The funny thing is, these women are in Witch Camp and yet they assume that whatever drew them to join won’t also draw their friends. They think they’re the only ones hiding a witchy side.
And here’s the thing I tell those women:
If I’m not brave enough to use the word witch, then those whispers will be muffled and all those women will feel alone; they’ll never realize what they feel is felt by so many of us.
Maybe you’re not ready to say it yet. That’s okay. We all choose where we want to make our stands, what’s worth fighting for. Just be willing to stand for something because figuring out what that is, what you’re willing to speak to and who you’re willing to speak for, lets you know who you really are.
Write your manifesto so you can begin to make your truths manifest in the world.
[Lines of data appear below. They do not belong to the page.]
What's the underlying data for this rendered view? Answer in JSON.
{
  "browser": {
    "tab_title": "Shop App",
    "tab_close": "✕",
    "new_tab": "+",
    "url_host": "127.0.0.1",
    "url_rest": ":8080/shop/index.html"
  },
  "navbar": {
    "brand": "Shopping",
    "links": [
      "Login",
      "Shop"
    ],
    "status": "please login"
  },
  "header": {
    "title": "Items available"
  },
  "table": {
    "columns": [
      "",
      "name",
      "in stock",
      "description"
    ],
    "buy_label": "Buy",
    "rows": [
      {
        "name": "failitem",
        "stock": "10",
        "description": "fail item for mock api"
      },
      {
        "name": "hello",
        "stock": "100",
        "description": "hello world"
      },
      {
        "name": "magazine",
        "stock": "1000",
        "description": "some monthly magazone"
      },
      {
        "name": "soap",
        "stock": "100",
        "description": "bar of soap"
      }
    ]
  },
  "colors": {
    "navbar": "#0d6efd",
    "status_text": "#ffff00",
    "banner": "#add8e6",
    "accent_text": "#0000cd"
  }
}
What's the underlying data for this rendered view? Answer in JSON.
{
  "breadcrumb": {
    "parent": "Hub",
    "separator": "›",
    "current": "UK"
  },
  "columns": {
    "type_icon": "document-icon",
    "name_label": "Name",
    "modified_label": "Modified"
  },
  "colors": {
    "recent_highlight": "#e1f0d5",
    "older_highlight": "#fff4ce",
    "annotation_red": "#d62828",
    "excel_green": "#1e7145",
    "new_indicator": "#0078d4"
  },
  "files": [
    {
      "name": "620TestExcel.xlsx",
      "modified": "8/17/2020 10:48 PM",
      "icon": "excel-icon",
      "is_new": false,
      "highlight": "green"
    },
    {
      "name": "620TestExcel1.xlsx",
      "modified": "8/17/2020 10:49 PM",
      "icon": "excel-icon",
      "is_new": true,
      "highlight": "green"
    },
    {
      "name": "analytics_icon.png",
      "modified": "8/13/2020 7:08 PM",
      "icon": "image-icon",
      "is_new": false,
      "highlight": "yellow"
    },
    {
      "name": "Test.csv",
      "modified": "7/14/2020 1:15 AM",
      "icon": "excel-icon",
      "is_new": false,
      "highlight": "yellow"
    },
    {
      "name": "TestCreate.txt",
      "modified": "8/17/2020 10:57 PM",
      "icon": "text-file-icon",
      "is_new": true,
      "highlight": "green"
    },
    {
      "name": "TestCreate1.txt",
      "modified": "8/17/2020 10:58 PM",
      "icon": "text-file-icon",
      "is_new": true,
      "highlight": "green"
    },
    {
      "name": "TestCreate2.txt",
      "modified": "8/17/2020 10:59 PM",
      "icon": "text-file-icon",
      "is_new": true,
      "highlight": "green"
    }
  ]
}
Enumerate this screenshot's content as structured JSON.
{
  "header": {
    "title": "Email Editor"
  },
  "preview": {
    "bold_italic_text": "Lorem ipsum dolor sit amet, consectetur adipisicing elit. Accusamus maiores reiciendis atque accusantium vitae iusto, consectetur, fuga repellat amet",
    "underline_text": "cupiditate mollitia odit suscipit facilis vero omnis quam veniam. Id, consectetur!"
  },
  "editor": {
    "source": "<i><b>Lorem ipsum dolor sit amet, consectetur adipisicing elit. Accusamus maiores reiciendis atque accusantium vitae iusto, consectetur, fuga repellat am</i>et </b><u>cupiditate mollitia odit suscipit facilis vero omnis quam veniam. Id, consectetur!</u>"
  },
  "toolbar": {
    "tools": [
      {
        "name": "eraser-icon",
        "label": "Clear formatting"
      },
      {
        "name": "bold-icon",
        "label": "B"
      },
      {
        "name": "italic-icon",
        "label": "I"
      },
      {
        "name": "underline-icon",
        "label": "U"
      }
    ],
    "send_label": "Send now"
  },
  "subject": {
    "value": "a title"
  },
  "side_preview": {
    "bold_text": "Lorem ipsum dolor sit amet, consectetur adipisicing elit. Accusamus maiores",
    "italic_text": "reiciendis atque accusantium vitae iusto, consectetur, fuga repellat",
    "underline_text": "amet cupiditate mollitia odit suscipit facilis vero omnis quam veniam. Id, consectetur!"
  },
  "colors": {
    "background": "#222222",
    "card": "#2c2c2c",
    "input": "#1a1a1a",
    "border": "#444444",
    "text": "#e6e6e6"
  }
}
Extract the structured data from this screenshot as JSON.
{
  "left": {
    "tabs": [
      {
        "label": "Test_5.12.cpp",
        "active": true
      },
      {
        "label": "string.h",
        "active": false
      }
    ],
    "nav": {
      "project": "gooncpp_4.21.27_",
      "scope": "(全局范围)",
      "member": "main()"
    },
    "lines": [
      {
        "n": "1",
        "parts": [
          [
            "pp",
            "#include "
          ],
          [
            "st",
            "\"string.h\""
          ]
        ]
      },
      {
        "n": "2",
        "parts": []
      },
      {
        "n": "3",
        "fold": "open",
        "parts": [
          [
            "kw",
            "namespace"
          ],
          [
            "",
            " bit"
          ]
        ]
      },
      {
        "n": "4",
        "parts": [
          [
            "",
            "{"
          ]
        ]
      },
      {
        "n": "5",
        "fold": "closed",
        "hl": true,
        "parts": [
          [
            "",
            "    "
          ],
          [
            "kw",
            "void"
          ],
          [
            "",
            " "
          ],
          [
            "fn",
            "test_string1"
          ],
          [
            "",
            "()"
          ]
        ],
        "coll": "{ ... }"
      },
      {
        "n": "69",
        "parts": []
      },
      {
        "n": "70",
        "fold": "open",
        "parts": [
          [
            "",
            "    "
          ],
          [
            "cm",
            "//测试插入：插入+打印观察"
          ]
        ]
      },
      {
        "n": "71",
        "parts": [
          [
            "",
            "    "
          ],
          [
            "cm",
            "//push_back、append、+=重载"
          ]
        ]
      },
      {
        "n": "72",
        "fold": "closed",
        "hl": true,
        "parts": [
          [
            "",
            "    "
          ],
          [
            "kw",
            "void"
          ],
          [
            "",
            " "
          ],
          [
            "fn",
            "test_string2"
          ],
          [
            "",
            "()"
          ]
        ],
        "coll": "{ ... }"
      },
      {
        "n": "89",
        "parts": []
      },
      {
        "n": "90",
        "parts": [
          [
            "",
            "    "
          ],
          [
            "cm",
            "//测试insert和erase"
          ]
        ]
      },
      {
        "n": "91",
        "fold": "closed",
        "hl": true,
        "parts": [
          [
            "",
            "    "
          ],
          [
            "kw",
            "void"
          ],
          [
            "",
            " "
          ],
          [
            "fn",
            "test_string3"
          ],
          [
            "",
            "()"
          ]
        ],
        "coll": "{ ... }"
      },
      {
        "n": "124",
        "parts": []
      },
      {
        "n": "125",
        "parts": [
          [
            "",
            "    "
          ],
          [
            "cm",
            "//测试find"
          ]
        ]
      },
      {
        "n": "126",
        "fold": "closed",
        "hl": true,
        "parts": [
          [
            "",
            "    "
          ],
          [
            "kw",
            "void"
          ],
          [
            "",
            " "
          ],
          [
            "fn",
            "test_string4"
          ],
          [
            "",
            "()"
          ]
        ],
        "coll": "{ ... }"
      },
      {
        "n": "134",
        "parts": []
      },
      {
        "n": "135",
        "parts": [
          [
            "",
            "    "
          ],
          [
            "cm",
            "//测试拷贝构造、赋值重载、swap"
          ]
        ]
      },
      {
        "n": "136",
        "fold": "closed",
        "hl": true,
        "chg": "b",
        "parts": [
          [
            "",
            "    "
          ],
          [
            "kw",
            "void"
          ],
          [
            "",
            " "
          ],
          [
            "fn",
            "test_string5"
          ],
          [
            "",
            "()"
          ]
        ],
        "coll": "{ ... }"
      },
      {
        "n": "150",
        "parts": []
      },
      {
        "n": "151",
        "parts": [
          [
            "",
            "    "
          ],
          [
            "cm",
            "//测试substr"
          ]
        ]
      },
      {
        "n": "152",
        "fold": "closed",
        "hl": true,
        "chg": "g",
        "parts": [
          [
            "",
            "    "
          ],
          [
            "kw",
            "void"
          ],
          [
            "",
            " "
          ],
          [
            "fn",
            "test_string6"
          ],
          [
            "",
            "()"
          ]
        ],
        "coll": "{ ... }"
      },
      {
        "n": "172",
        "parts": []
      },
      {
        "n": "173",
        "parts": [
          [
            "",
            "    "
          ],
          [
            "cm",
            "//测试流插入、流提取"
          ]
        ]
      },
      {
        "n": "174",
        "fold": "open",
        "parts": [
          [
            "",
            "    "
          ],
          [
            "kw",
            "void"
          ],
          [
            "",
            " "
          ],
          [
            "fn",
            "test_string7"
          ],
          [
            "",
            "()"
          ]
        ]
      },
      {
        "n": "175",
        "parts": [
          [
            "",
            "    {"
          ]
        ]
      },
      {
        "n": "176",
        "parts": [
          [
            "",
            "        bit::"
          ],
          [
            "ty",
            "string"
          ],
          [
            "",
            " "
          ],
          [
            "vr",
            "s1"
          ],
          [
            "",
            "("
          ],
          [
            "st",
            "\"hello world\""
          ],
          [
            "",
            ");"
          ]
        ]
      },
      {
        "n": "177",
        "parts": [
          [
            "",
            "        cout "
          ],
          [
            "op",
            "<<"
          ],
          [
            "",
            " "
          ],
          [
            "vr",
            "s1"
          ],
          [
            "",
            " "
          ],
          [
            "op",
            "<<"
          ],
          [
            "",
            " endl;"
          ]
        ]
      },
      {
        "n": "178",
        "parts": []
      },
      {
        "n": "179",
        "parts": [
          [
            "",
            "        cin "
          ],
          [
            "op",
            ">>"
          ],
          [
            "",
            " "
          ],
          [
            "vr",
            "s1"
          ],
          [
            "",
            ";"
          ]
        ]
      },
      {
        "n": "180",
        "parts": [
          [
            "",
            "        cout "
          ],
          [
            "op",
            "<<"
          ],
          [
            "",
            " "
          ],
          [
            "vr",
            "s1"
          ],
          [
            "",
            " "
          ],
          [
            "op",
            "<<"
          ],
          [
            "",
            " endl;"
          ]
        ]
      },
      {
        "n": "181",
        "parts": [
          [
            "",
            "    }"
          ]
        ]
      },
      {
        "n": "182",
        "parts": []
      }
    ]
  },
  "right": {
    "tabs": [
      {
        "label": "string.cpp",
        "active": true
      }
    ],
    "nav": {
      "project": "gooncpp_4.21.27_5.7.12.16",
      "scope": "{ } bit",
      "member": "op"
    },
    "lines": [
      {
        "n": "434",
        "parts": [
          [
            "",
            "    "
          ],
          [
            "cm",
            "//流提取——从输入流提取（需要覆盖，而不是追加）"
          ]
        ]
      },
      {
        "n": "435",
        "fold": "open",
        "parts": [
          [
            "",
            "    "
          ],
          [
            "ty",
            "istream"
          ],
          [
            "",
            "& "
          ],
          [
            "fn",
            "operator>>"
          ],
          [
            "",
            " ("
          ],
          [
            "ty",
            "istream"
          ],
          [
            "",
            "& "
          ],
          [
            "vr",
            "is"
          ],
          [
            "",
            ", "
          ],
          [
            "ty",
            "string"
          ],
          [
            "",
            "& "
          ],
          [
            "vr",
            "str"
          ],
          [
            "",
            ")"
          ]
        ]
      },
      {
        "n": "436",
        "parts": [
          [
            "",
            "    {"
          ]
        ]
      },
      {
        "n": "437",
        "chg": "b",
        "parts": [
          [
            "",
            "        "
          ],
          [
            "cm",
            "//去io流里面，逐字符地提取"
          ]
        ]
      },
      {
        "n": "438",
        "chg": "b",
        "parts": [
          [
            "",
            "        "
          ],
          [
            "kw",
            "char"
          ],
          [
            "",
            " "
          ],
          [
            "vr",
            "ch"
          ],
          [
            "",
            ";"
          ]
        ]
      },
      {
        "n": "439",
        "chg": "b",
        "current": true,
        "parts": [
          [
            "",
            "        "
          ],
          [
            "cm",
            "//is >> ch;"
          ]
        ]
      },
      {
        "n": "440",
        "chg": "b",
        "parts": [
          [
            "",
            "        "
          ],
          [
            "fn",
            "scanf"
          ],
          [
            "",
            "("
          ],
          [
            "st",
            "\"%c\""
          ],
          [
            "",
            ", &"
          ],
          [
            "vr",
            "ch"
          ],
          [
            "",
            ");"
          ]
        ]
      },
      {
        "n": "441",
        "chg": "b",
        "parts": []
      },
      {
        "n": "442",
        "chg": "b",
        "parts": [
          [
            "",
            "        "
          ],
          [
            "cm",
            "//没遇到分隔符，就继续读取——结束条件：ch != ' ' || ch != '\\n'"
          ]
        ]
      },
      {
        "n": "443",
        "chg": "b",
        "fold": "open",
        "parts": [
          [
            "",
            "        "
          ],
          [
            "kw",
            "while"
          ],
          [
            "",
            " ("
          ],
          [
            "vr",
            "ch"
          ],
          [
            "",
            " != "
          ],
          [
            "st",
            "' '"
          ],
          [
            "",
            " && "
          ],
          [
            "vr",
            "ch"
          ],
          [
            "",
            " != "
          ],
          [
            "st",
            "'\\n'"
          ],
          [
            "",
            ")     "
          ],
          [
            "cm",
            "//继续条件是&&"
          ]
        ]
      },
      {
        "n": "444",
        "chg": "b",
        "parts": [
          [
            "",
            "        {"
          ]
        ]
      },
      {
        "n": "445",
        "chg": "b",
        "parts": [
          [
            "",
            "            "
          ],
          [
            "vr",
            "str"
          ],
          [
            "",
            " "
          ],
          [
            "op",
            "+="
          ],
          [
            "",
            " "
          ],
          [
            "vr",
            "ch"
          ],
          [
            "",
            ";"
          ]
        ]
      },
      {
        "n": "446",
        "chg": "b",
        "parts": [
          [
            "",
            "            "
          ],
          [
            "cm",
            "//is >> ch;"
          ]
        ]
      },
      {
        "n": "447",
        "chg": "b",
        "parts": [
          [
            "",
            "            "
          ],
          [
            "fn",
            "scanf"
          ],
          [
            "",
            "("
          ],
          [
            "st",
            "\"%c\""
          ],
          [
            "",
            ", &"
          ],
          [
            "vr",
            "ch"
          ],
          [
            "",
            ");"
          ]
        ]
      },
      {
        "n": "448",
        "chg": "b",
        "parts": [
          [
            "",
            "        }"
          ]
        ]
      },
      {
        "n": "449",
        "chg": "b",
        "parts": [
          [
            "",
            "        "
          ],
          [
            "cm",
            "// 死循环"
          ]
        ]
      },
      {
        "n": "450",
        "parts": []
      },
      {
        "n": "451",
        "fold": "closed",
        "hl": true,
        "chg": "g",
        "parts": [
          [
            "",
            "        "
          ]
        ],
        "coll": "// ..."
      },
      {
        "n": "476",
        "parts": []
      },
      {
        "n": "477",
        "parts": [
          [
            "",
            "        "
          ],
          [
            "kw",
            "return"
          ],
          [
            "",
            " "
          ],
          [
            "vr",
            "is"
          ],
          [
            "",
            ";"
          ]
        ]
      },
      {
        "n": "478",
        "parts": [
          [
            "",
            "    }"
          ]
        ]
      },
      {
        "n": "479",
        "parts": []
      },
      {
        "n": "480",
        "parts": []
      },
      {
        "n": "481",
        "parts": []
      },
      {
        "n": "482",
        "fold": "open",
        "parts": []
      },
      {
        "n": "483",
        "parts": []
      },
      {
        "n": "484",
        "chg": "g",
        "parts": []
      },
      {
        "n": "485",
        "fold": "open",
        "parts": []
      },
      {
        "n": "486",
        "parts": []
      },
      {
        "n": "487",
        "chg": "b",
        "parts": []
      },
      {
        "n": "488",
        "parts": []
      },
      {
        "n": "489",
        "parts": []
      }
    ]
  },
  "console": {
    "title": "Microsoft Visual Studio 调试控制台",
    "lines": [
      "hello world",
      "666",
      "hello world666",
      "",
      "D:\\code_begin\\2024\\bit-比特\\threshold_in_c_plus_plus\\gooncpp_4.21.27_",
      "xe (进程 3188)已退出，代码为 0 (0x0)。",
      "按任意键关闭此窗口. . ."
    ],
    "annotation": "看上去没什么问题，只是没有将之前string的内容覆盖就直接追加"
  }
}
Me? I stand with the woman who needs to see beyond cultural norms so she can find herself. I stand with the woman who has been hurt or simply unhelped by our healthcare system and needs an alternative. I stand with the woman who can’t stomach off-the-shelf spirituality and needs to map her own path to the ineffable.
Me? I stand by the woman who is scared but willing to whisper me too.
love, love, love–
* P.S. This blog post was inspired by conversations with my Witch Campers and by an AWESOME podcast with Martha Beck, Glennon Doyle Melton and Linda Siversten, which you can find here.
[sociallocker id=20414] If that was scary for you, congratulations on taking a step toward finding your voice. Listen carefully: someone will be whispering back me too. [/sociallocker]
We launched the new Witch Camp out into the world yesterday…
. . . and I’ve already made a change in the pricing.
I know, I know, it seems like I may not have my act together.
(And goodness knows we are not supposed to let anyone see us not having everything completely perfect, right?)
But my life is about being in alignment with my soul’s speak; and at 4 AM this morning my soul was telling me something was still not quite right.
When I set the price for this year’s Witch Camp, I had taken a long look at what was on offer:
- 50 mini-lessons
- near daily support
- a warm and supportive and cradling community
- personal transformation for those who did the work
I had crunched the numbers, added the expenses, and figured in the person power that it takes to pull off a daily program like this.
… And set the prices for 2015: $290 per quarter or $997 for the year.
And I was up at 4 AM, staring at the silhouette of the oak tree in the backyard, feeling like something was off.
What came to me is that Witch Camp is the portal through which people join our community. This is the place where everyone is welcome to hang out, try on their witchy, and get more deeply in touch with themselves.
Witch Camp is unique on the interwebs. For those who do the work, and dive into the cycling of the seasons, a seed change is possible.
And these little soul seeds need the support of community to take root.
Tending these seedlings is what Witch Camp is all about and keeping the price in a place where new folks can step up and into our community is… priceless.
So this is my little song in praise of sleepless nights of soul speak. As uncomfortable as it may be, it is a voice I always want to hear.